- **Your assignment**:
Nothing in the records should differ when you write them out again.

- **Supplied entries**:
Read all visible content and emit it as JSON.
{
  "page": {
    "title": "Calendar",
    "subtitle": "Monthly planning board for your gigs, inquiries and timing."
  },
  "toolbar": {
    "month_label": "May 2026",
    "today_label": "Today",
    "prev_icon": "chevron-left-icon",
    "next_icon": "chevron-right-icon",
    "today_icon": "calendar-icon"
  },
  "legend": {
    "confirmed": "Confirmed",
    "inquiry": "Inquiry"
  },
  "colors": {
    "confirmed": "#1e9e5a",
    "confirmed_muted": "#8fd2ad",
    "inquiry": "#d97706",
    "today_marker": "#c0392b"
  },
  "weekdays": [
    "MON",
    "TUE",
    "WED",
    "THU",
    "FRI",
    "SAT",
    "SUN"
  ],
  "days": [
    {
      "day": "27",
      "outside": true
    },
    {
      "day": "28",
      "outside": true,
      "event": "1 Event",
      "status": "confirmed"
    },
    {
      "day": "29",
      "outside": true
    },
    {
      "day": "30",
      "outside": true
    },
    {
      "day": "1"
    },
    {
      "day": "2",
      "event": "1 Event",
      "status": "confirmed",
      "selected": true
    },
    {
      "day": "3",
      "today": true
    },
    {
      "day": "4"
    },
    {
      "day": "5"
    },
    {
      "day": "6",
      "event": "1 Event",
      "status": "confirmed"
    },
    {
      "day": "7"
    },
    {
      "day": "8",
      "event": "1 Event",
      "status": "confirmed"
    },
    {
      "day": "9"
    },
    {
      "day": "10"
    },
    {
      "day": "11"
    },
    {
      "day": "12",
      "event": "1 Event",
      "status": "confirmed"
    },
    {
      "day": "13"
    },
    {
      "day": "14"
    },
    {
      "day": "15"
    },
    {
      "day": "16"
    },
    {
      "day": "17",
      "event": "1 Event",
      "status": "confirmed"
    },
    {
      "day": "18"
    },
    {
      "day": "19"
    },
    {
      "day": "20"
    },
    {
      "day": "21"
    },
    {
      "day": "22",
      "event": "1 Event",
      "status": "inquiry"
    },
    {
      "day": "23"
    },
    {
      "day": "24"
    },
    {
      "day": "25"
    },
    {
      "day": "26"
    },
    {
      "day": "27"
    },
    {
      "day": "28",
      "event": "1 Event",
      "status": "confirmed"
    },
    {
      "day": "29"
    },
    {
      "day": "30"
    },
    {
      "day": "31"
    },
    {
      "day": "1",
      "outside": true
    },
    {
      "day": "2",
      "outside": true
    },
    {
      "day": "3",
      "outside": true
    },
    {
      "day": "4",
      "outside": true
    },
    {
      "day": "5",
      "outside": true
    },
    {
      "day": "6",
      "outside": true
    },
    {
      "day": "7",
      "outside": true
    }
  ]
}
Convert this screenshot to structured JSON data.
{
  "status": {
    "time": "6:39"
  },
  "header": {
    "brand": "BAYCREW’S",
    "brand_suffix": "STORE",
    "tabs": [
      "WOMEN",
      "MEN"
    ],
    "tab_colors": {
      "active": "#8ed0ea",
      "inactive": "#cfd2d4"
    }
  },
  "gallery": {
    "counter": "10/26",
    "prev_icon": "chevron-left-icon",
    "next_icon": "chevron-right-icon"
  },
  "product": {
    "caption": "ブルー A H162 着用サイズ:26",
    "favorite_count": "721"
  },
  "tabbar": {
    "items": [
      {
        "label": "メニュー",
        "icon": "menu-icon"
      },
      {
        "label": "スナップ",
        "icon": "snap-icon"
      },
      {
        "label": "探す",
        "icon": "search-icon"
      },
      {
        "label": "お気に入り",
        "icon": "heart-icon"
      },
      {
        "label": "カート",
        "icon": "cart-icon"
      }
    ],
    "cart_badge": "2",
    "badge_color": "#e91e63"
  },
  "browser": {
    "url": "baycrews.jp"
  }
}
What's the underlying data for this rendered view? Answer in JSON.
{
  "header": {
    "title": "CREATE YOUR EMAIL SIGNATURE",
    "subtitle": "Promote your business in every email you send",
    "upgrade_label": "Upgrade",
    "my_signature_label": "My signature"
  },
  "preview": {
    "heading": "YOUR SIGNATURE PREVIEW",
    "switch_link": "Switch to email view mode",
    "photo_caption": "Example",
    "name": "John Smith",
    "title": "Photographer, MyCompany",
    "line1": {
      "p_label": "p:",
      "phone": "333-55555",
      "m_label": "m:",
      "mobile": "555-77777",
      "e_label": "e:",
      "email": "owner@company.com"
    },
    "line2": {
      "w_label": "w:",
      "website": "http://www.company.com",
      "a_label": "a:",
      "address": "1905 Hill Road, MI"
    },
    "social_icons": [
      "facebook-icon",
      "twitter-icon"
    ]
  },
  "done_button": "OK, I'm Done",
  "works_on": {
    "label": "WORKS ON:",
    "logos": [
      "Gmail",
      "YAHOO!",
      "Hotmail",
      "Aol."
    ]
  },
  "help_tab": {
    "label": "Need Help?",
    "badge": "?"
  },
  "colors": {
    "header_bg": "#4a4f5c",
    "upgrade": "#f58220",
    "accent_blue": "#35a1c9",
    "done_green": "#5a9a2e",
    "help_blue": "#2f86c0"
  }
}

- **Response**:
Read all visible content and emit it as JSON.
{
  "page": {
    "title": "Calendar",
    "subtitle": "Monthly planning board for your gigs, inquiries and timing."
  },
  "toolbar": {
    "month_label": "May 2026",
    "today_label": "Today",
    "prev_icon": "chevron-left-icon",
    "next_icon": "chevron-right-icon",
    "today_icon": "calendar-icon"
  },
  "legend": {
    "confirmed": "Confirmed",
    "inquiry": "Inquiry"
  },
  "colors": {
    "confirmed": "#1e9e5a",
    "confirmed_muted": "#8fd2ad",
    "inquiry": "#d97706",
    "today_marker": "#c0392b"
  },
  "weekdays": [
    "MON",
    "TUE",
    "WED",
    "THU",
    "FRI",
    "SAT",
    "SUN"
  ],
  "days": [
    {
      "day": "27",
      "outside": true
    },
    {
      "day": "28",
      "outside": true,
      "event": "1 Event",
      "status": "confirmed"
    },
    {
      "day": "29",
      "outside": true
    },
    {
      "day": "30",
      "outside": true
    },
    {
      "day": "1"
    },
    {
      "day": "2",
      "event": "1 Event",
      "status": "confirmed",
      "selected": true
    },
    {
      "day": "3",
      "today": true
    },
    {
      "day": "4"
    },
    {
      "day": "5"
    },
    {
      "day": "6",
      "event": "1 Event",
      "status": "confirmed"
    },
    {
      "day": "7"
    },
    {
      "day": "8",
      "event": "1 Event",
      "status": "confirmed"
    },
    {
      "day": "9"
    },
    {
      "day": "10"
    },
    {
      "day": "11"
    },
    {
      "day": "12",
      "event": "1 Event",
      "status": "confirmed"
    },
    {
      "day": "13"
    },
    {
      "day": "14"
    },
    {
      "day": "15"
    },
    {
      "day": "16"
    },
    {
      "day": "17",
      "event": "1 Event",
      "status": "confirmed"
    },
    {
      "day": "18"
    },
    {
      "day": "19"
    },
    {
      "day": "20"
    },
    {
      "day": "21"
    },
    {
      "day": "22",
      "event": "1 Event",
      "status": "inquiry"
    },
    {
      "day": "23"
    },
    {
      "day": "24"
    },
    {
      "day": "25"
    },
    {
      "day": "26"
    },
    {
      "day": "27"
    },
    {
      "day": "28",
      "event": "1 Event",
      "status": "confirmed"
    },
    {
      "day": "29"
    },
    {
      "day": "30"
    },
    {
      "day": "31"
    },
    {
      "day": "1",
      "outside": true
    },
    {
      "day": "2",
      "outside": true
    },
    {
      "day": "3",
      "outside": true
    },
    {
      "day": "4",
      "outside": true
    },
    {
      "day": "5",
      "outside": true
    },
    {
      "day": "6",
      "outside": true
    },
    {
      "day": "7",
      "outside": true
    }
  ]
}
Convert this screenshot to structured JSON data.
{
  "status": {
    "time": "6:39"
  },
  "header": {
    "brand": "BAYCREW’S",
    "brand_suffix": "STORE",
    "tabs": [
      "WOMEN",
      "MEN"
    ],
    "tab_colors": {
      "active": "#8ed0ea",
      "inactive": "#cfd2d4"
    }
  },
  "gallery": {
    "counter": "10/26",
    "prev_icon": "chevron-left-icon",
    "next_icon": "chevron-right-icon"
  },
  "product": {
    "caption": "ブルー A H162 着用サイズ:26",
    "favorite_count": "721"
  },
  "tabbar": {
    "items": [
      {
        "label": "メニュー",
        "icon": "menu-icon"
      },
      {
        "label": "スナップ",
        "icon": "snap-icon"
      },
      {
        "label": "探す",
        "icon": "search-icon"
      },
      {
        "label": "お気に入り",
        "icon": "heart-icon"
      },
      {
        "label": "カート",
        "icon": "cart-icon"
      }
    ],
    "cart_badge": "2",
    "badge_color": "#e91e63"
  },
  "browser": {
    "url": "baycrews.jp"
  }
}
What's the underlying data for this rendered view? Answer in JSON.
{
  "header": {
    "title": "CREATE YOUR EMAIL SIGNATURE",
    "subtitle": "Promote your business in every email you send",
    "upgrade_label": "Upgrade",
    "my_signature_label": "My signature"
  },
  "preview": {
    "heading": "YOUR SIGNATURE PREVIEW",
    "switch_link": "Switch to email view mode",
    "photo_caption": "Example",
    "name": "John Smith",
    "title": "Photographer, MyCompany",
    "line1": {
      "p_label": "p:",
      "phone": "333-55555",
      "m_label": "m:",
      "mobile": "555-77777",
      "e_label": "e:",
      "email": "owner@company.com"
    },
    "line2": {
      "w_label": "w:",
      "website": "http://www.company.com",
      "a_label": "a:",
      "address": "1905 Hill Road, MI"
    },
    "social_icons": [
      "facebook-icon",
      "twitter-icon"
    ]
  },
  "done_button": "OK, I'm Done",
  "works_on": {
    "label": "WORKS ON:",
    "logos": [
      "Gmail",
      "YAHOO!",
      "Hotmail",
      "Aol."
    ]
  },
  "help_tab": {
    "label": "Need Help?",
    "badge": "?"
  },
  "colors": {
    "header_bg": "#4a4f5c",
    "upgrade": "#f58220",
    "accent_blue": "#35a1c9",
    "done_green": "#5a9a2e",
    "help_blue": "#2f86c0"
  }
}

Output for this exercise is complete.